Who, like Thyself, my guide and stay can be?
Through cloud and sunshine, Lord, abide with me.
I fear no foe, with Thee at hand to bless;
Ills have no weight, and tears no bitterness;
Where is death’s sting? Where, grave, thy victory?
I triumph still, if Thou abide with me.
Hold Thou Thy cross before my closing eyes;
Shine through the gloom and point me to the skies;
Heav’n’s morning breaks, and earth’s vain shadows flee;
In life, in death, O Lord, abide with me.
(I recommend the Indelible Grace Music version.)

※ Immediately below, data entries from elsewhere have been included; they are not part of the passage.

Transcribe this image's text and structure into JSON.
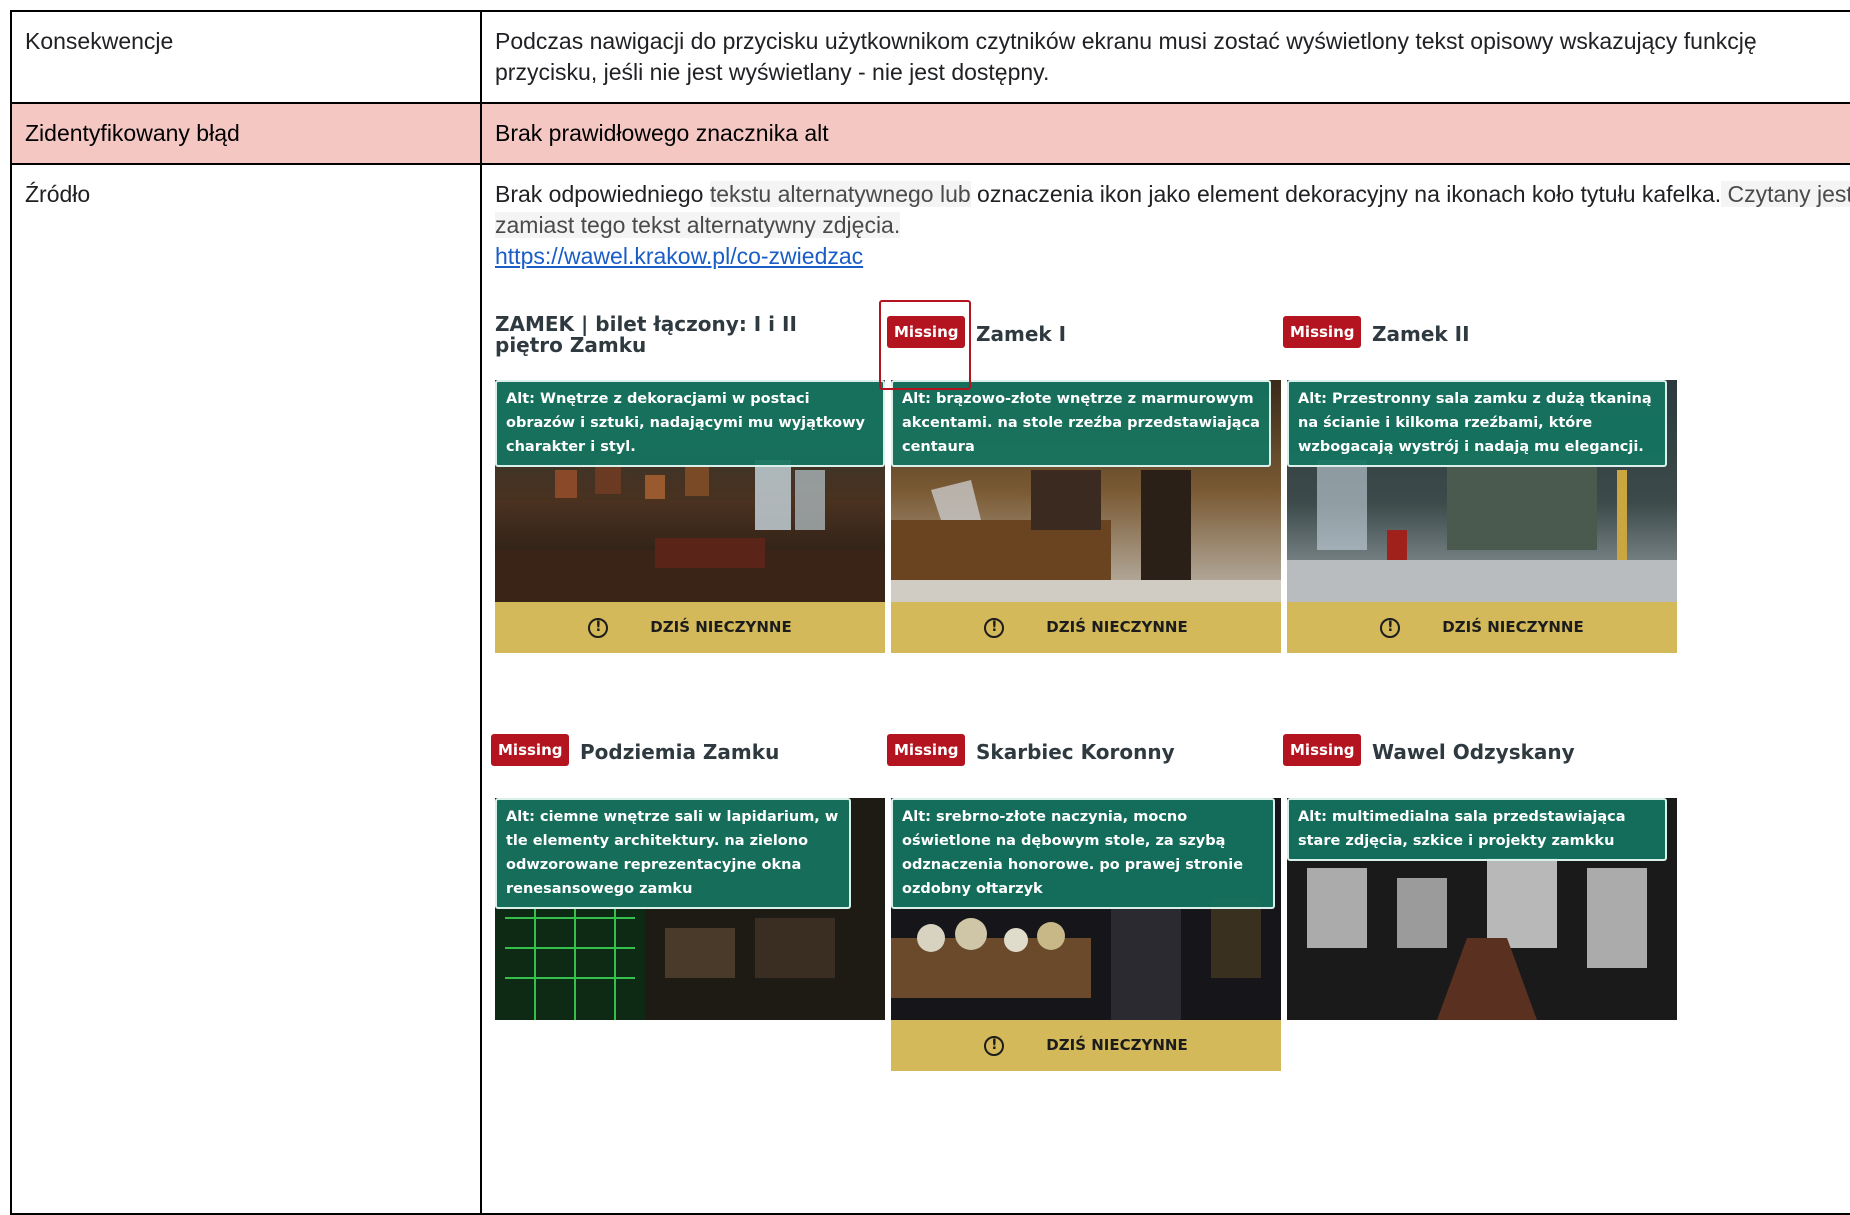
{
  "table": {
    "consequences": {
      "label": "Konsekwencje",
      "text": "Podczas nawigacji do przycisku użytkownikom czytników ekranu musi zostać wyświetlony tekst opisowy wskazujący funkcję przycisku, jeśli nie jest wyświetlany - nie jest dostępny."
    },
    "error": {
      "label": "Zidentyfikowany błąd",
      "text": "Brak prawidłowego znacznika alt"
    },
    "source": {
      "label": "Źródło",
      "text_part1": "Brak odpowiedniego ",
      "text_highlight1": "tekstu alternatywnego lub",
      "text_part2": " oznaczenia ikon jako element dekoracyjny na ikonach koło tytułu kafelka.",
      "text_highlight2": " Czytany jest zamiast tego tekst alternatywny zdjęcia.",
      "link": "https://wawel.krakow.pl/co-zwiedzac"
    }
  },
  "screenshot": {
    "missing_label": "Missing",
    "closed_label": "DZIŚ NIECZYNNE",
    "tiles": [
      {
        "title": "ZAMEK | bilet łączony: I i II piętro Zamku",
        "alt": "Alt: Wnętrze z dekoracjami w postaci obrazów i sztuki, nadającymi mu wyjątkowy charakter i styl."
      },
      {
        "title": "Zamek I",
        "alt": "Alt: brązowo-złote wnętrze z marmurowym akcentami. na stole rzeźba przedstawiająca centaura"
      },
      {
        "title": "Zamek II",
        "alt": "Alt: Przestronny sala zamku z dużą tkaniną na ścianie i kilkoma rzeźbami, które wzbogacają wystrój i nadają mu elegancji."
      },
      {
        "title": "Podziemia Zamku",
        "alt": "Alt: ciemne wnętrze sali w lapidarium, w tle elementy architektury. na zielono odwzorowane reprezentacyjne okna renesansowego zamku"
      },
      {
        "title": "Skarbiec Koronny",
        "alt": "Alt: srebrno-złote naczynia, mocno oświetlone na dębowym stole, za szybą odznaczenia honorowe. po prawej stronie ozdobny ołtarzyk"
      },
      {
        "title": "Wawel Odzyskany",
        "alt": "Alt: multimedialna sala przedstawiająca stare zdjęcia, szkice i projekty zamkku"
      }
    ]
  }
}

As far as the terminology of “Jesus in your heart”, that reminds me of the time I was shopping in the theology section of a used book sale, and a stranger asked me whether I was born again. To my complete surprise, I found myself feeling resentment and confusion because I had no idea what she might mean by those over-used words, and whether that might be biblical, or a social or cultural catch phrase.
Just to note that I find the comments intriguing — given that so much of my life has been outside North America. Both parties in the conversation may end up trying to get others to accept their own preferred terminology rather than questioning and listening to the other to see what he/she actually means. I know that when I use such terminology (which is not often), I mean: Meet God with your will and affections; don’t just believe in God as an article of faith in a catechism. Some (such as Erickson) have tried to restrict the Evangelical family to those who believe the right things; I want to make Wesley’s “My heart was strangely warmed” at least as important as the catechism.